After repeating my wish for help on Monday morning, and a friend pointing out that a real person sits at a desk and deals with replies to this name and my swearing probably didn’t help (not directed at BT that time, natch), I was sent a link by @BTcare and thought it was a fobbing off – a link, I guessed, to their online form that I actively avoided using. But instead I was sent to a Twitter form, one that allowed me to detail my claim and fill in my Twitter name in all. Afterwards, three messages from BT saying they were dealing with my problem and, on Tuesday afternoon, a call from the Twitter team saying they were sorting it all out.
I was surprised. Not that BT could fix their problem, but that Twitter’s direct contact to the company, and a company who have a customer service on Twitter, actually got results. Better than a letter, better than a phone call, and certainly better than an email sent to a random inbox; the personal touch. Plus, it meant I felt like I was being taken care of.
I’ve talked to Scotrail about delays on several occasions, and they actively try to reply to travelers asking questions about services. I’ve also Tweeted my headphone manufacturer about problems I’ve had and praise I’ve had for them, and they’ve helped me out when they could.
In the end, it isn’t a revolution, but a brilliant way to deal with customer’s. And after O2’s failure a few weeks ago, and their exemplary dealing with the ire of customers, humouring them, there is a new wave of PR that some companies need to look into and properly work on. BT, amazingly, are ahead of the pack, and the fact that my problem was solved through Twitter is just fantastic. It’s not all puppy photos, what I am eating for dinner, and commenting on what’s on TV…
As an aside, this is just one of many grand uses I see for Twitter. TV engagement is something that many are realising is the future, with Channel 4 applying hash tags rather than titles to their programs, unifying thoughts and discussion in a great way about their programmes. The more broadcaster’s realise that the world is always on, connected, ready to go, the less and less we will see things delayed. Within five years I predict that a company will rise and produce their own original programming, and have it available for anyone, anywhere, instantly.

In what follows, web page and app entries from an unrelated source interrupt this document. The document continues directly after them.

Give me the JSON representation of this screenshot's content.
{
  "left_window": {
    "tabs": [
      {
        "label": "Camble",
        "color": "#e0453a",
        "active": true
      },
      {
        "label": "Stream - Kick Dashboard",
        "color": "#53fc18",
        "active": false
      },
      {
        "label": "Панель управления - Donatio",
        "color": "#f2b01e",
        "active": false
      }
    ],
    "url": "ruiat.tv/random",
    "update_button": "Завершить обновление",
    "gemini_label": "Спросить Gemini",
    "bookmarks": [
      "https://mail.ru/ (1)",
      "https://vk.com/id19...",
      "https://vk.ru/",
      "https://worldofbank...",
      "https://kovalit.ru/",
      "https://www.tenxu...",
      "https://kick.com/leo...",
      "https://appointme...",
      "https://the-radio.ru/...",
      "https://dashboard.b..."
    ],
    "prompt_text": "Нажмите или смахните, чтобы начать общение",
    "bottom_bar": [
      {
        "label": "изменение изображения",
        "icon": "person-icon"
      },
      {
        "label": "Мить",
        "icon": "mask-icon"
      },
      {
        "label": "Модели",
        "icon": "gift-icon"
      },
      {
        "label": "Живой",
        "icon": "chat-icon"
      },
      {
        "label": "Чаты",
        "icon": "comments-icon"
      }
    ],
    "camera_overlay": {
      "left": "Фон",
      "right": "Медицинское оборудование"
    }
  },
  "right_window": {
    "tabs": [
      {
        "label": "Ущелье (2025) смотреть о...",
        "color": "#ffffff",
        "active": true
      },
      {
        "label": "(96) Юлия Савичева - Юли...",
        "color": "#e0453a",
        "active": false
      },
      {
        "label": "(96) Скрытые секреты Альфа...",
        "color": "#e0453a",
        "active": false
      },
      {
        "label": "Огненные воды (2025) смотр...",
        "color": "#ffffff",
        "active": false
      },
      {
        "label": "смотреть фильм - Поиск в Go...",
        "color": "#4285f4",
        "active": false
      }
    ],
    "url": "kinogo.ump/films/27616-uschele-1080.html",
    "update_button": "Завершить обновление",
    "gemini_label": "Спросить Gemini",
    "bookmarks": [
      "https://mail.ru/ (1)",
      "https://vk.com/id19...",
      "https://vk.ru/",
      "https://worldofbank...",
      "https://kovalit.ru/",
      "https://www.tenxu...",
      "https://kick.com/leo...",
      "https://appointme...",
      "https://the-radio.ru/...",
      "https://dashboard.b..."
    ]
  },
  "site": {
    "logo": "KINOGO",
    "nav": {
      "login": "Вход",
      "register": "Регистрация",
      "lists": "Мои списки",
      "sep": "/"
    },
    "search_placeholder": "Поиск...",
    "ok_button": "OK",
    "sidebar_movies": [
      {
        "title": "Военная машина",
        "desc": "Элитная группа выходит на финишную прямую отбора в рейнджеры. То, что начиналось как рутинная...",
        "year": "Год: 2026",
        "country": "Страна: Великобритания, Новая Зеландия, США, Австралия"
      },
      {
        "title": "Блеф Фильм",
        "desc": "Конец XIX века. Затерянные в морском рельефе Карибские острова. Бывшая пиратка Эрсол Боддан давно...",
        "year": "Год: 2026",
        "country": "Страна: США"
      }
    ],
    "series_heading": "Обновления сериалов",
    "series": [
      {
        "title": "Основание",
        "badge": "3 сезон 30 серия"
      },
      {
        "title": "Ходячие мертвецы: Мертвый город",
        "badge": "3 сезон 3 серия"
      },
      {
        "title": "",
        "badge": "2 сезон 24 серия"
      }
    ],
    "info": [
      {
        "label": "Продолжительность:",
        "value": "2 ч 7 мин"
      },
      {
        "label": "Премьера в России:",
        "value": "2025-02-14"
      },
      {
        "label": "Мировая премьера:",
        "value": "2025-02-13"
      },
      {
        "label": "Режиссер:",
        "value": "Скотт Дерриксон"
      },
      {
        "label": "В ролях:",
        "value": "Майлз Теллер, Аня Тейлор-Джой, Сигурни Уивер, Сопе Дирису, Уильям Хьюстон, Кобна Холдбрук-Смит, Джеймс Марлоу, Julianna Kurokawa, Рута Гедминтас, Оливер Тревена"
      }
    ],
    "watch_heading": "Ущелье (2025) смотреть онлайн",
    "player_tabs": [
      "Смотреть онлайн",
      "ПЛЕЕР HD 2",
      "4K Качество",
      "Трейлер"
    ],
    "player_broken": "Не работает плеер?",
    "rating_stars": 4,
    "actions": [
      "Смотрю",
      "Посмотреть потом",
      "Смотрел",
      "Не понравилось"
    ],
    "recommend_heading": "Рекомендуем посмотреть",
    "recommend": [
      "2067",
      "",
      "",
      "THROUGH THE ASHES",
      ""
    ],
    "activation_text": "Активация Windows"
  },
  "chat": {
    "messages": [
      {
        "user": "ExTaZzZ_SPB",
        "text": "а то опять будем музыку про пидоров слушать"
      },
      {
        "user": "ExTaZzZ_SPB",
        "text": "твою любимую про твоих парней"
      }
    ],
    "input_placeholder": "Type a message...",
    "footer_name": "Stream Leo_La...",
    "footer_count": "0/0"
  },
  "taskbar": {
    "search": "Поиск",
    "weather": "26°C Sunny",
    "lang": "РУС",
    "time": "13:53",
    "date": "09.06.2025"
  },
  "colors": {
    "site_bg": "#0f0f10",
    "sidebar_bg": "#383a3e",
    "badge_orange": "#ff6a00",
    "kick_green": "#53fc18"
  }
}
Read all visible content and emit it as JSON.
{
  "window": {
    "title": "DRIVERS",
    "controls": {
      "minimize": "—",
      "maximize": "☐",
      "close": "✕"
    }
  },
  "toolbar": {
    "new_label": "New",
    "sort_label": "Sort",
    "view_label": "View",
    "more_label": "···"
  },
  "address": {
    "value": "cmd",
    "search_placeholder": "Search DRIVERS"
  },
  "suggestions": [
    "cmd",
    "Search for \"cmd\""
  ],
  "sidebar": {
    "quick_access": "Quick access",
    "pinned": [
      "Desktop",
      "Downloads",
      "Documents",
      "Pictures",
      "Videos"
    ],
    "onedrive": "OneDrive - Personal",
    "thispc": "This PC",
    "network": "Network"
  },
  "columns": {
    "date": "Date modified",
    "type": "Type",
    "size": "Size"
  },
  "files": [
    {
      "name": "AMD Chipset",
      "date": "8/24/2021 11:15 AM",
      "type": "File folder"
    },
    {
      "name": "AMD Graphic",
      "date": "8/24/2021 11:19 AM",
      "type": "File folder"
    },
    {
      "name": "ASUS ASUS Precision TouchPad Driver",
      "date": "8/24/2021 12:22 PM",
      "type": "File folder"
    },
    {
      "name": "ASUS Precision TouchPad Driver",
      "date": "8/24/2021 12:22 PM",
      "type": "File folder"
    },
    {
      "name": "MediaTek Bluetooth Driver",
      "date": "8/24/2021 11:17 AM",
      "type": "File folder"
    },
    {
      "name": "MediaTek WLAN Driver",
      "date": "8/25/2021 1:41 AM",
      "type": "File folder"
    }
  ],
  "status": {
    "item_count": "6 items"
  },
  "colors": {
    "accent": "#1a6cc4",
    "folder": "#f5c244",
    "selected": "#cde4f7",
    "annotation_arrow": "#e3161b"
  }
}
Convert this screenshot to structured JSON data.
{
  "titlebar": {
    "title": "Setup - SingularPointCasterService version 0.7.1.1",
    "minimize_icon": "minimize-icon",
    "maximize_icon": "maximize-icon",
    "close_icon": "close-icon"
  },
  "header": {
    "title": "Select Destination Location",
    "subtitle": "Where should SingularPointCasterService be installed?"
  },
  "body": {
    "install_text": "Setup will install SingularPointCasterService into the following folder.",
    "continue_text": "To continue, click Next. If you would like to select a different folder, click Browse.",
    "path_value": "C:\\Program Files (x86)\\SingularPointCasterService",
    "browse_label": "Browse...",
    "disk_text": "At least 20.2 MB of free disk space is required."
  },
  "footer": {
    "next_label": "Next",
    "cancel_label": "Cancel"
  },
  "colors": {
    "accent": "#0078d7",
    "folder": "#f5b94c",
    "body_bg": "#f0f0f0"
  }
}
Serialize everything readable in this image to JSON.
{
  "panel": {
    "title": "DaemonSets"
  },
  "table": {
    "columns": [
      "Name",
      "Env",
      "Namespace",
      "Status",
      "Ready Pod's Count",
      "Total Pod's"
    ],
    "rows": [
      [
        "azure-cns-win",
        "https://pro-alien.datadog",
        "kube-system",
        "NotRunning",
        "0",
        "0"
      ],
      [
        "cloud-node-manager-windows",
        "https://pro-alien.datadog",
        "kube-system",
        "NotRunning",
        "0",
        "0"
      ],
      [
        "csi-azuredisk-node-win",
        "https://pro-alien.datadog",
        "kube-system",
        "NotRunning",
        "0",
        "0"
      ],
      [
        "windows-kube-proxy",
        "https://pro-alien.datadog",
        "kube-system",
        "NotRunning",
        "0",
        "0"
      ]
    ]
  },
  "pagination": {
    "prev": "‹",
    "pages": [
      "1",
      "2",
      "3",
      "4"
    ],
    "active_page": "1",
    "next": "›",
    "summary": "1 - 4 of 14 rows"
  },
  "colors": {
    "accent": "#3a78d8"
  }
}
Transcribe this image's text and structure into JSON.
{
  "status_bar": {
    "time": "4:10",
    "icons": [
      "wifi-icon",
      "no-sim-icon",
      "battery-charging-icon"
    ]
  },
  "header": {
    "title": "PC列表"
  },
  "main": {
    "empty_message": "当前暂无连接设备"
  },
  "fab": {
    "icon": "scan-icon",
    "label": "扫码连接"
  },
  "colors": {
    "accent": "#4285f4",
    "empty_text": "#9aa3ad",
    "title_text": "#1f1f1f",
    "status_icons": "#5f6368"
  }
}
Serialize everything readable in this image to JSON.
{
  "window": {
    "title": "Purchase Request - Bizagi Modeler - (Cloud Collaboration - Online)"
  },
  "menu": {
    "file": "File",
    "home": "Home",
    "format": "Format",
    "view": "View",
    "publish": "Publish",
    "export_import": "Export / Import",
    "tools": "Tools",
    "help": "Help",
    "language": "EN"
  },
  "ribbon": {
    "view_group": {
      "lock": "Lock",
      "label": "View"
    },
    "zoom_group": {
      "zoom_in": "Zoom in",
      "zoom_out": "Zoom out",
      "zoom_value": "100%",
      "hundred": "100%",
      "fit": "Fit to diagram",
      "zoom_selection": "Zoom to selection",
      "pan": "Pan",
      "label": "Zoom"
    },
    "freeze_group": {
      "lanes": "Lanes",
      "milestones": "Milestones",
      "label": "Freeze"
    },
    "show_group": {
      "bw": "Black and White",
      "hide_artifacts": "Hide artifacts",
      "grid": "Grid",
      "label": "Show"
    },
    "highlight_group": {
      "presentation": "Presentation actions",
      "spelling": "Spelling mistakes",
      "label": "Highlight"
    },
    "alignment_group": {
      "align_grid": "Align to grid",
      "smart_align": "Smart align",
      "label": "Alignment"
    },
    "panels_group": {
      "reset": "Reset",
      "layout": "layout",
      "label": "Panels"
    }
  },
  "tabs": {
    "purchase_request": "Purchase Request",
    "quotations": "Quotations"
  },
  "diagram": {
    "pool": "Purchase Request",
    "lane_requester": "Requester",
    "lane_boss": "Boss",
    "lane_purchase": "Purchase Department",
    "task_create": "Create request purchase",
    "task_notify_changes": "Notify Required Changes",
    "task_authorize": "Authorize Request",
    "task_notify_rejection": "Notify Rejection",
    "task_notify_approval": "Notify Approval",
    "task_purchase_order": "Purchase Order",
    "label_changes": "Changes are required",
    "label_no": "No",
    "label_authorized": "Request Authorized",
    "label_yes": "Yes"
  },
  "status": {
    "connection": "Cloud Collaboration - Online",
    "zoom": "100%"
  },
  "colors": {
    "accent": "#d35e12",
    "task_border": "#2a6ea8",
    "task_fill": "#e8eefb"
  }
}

Netflix are going to do with the new Arrested Development – it’s only matter of time.
The collective human hivemind is now always on. What a time to be alive.